α-synuclein proteins are also found in the brain. This is one of the reasons scientists were orginally so excited when they linked α-synuclein to Parkinson's. They thought they stumpled onto the perfect disease aetiology: mutations in a single gene cause a single disease. Modern research is increasingly showing this to be no more than a myth - diseases are far more complex than that and the majority of genetic diseases seem to have, at least a small, environmental component. Parkinson's is a great example of this.
α-synuclein functions in at least 2 places and you need to deregulate both of them to get Parkinson's. Mutated α-synuclein in the gut prevents the control of harmful bacterial species. In the right circumstances, harmful bacteria will colonies such a compromised gut. The end result is a bacterially-produced molecule entering the brain via the highways of the blood. Here it will interact with neurons, probably through α-synuclein, ultimately damaging them and causing Parkinson's. This is why healthy people with a similar microbiome don't get Parkinson's: the bacterially-produced molecule needs to interact with the damaged α-synuclein on neurones before it can cause Parkinson's.
It is almost surreal to think of two of the most harmful neurodegenerative diseases originating, at least in part, from the gut.

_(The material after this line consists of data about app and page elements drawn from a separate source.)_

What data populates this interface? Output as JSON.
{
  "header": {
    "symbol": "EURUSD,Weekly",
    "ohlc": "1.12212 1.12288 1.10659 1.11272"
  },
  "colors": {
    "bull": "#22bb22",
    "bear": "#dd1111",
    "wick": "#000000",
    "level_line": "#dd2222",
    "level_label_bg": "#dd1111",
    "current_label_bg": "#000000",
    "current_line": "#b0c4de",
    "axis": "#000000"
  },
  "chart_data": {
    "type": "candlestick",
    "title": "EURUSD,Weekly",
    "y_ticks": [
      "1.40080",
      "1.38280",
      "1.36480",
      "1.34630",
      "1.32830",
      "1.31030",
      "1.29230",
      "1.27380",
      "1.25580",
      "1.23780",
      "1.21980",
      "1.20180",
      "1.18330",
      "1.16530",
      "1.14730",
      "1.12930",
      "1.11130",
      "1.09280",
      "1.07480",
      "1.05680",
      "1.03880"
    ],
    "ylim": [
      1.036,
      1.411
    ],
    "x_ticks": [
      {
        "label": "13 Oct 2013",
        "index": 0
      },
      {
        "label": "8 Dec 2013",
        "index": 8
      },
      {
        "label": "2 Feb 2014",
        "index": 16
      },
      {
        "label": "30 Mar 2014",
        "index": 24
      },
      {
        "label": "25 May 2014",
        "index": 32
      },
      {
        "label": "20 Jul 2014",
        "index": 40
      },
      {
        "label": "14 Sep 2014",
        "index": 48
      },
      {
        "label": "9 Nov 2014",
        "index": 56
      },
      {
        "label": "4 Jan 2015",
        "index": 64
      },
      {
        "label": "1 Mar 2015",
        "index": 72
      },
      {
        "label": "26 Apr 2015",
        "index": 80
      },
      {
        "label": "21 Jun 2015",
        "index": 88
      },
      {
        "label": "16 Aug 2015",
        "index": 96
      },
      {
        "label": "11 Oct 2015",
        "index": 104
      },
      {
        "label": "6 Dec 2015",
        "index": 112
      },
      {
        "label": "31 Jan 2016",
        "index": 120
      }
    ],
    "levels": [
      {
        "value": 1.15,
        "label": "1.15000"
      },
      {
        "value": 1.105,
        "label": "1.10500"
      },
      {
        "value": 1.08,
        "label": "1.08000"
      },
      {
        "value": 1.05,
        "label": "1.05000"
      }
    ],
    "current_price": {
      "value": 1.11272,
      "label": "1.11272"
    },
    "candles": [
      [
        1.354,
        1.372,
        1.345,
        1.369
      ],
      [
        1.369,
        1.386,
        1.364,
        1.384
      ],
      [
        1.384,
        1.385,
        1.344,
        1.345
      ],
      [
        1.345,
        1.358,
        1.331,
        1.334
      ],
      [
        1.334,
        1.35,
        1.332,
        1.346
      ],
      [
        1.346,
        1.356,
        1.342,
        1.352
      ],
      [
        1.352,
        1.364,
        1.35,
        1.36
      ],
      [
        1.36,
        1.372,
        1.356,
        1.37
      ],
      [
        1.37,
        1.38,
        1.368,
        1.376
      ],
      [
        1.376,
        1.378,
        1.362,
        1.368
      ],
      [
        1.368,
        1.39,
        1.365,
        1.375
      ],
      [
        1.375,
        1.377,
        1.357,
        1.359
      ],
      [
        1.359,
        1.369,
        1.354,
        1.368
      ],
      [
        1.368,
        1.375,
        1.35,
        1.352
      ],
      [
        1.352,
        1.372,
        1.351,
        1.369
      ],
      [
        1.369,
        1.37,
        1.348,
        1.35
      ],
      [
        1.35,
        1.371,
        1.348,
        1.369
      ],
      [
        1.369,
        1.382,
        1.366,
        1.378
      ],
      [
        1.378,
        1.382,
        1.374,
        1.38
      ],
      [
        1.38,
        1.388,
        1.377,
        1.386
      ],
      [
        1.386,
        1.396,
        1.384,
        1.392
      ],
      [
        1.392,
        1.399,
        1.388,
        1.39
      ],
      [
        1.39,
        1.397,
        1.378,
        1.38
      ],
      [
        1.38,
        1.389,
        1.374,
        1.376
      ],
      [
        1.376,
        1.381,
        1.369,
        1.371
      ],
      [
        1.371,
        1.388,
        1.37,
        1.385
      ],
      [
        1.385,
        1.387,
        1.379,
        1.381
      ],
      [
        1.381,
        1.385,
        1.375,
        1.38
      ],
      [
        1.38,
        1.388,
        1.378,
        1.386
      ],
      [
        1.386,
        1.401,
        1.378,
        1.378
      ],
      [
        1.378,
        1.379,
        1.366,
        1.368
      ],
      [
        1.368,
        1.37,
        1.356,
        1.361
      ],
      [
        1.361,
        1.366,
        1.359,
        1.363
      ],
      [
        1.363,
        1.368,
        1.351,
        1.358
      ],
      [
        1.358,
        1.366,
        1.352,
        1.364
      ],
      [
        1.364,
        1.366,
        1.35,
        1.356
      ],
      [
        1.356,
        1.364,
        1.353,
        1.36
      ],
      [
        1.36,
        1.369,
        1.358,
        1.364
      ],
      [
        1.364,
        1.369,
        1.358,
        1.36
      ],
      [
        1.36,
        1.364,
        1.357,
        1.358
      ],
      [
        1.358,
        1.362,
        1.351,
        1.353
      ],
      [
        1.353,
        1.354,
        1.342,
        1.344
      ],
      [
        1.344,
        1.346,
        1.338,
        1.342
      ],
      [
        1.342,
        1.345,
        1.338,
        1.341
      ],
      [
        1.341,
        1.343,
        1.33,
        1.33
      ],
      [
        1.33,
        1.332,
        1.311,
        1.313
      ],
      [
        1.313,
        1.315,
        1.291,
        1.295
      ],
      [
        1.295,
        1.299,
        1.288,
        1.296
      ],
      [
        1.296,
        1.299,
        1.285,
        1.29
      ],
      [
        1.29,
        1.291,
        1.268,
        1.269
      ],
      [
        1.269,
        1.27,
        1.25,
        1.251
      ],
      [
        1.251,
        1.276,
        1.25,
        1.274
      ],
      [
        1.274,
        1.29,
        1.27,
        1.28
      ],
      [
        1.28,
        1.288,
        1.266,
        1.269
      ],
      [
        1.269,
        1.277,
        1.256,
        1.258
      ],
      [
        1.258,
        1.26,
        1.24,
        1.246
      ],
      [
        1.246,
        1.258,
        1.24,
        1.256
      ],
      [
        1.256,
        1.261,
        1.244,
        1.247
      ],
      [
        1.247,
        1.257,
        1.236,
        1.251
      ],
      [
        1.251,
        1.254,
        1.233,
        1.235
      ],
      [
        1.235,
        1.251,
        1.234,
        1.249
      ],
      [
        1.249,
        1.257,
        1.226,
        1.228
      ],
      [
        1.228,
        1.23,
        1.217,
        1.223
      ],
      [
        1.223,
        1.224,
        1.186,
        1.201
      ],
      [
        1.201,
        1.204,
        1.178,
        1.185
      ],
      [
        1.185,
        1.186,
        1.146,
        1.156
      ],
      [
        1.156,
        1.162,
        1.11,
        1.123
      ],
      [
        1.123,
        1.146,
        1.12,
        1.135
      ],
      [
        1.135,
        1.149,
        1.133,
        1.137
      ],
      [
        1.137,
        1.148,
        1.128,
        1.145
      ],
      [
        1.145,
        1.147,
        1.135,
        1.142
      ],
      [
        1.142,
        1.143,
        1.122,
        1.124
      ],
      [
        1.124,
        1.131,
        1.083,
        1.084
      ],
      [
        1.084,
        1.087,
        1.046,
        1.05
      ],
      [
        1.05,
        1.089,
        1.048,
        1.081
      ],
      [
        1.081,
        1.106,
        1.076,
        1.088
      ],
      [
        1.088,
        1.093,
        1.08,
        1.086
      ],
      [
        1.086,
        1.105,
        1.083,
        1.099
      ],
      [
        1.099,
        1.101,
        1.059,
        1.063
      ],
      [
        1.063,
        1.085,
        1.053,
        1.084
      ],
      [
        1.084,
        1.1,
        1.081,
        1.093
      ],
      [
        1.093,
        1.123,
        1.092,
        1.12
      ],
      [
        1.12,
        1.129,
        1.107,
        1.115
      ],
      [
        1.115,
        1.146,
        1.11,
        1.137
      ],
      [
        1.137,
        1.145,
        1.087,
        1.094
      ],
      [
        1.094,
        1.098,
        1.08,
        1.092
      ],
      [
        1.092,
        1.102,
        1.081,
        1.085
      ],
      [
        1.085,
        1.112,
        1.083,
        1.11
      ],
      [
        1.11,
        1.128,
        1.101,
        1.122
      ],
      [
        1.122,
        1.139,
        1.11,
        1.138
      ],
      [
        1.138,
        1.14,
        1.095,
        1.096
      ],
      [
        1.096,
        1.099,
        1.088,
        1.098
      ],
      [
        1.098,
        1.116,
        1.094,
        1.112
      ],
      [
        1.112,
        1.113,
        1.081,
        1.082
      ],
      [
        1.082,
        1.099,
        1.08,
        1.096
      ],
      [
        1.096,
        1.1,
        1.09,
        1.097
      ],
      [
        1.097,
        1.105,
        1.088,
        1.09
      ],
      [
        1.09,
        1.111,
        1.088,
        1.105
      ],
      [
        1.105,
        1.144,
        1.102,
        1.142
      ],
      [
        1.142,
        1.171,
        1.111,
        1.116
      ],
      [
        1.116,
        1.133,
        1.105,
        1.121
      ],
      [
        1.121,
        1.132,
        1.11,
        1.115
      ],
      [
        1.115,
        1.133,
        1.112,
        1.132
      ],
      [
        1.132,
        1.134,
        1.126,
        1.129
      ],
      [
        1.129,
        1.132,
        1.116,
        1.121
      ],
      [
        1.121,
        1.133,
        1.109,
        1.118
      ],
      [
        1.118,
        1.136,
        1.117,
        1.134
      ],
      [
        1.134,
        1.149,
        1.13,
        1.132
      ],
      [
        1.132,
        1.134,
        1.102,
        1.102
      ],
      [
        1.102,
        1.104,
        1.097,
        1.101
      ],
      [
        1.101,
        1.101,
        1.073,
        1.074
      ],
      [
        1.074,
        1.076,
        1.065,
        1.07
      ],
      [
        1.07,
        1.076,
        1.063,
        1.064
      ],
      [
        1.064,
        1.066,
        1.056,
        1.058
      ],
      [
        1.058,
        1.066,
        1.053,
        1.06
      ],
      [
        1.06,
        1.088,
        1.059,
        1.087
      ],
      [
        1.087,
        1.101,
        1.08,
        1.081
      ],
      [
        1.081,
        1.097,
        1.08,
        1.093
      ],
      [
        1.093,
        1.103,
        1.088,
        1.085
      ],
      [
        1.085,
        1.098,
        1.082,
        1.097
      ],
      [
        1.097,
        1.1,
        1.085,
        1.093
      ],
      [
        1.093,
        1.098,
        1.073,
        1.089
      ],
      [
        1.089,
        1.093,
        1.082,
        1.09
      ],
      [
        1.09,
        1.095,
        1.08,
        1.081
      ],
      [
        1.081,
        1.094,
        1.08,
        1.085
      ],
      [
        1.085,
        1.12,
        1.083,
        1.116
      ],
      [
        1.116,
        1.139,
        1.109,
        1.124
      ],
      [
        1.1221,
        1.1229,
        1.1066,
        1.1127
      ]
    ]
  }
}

At the same time, I feel very hopeful. Infections are much more easy to treat than mental decline, providing we find a way to beat widespread antibiotic resistance and superbugs. Work in mice has shown that treating sick mice with antibiotics slows dramatically the progression of Alzheimer's and Parkinson’s. It is unlikely that antibiotics are going to be the only answer, but we can add them to a - currently - pretty meagre toolkit to tackling these devastating diseases...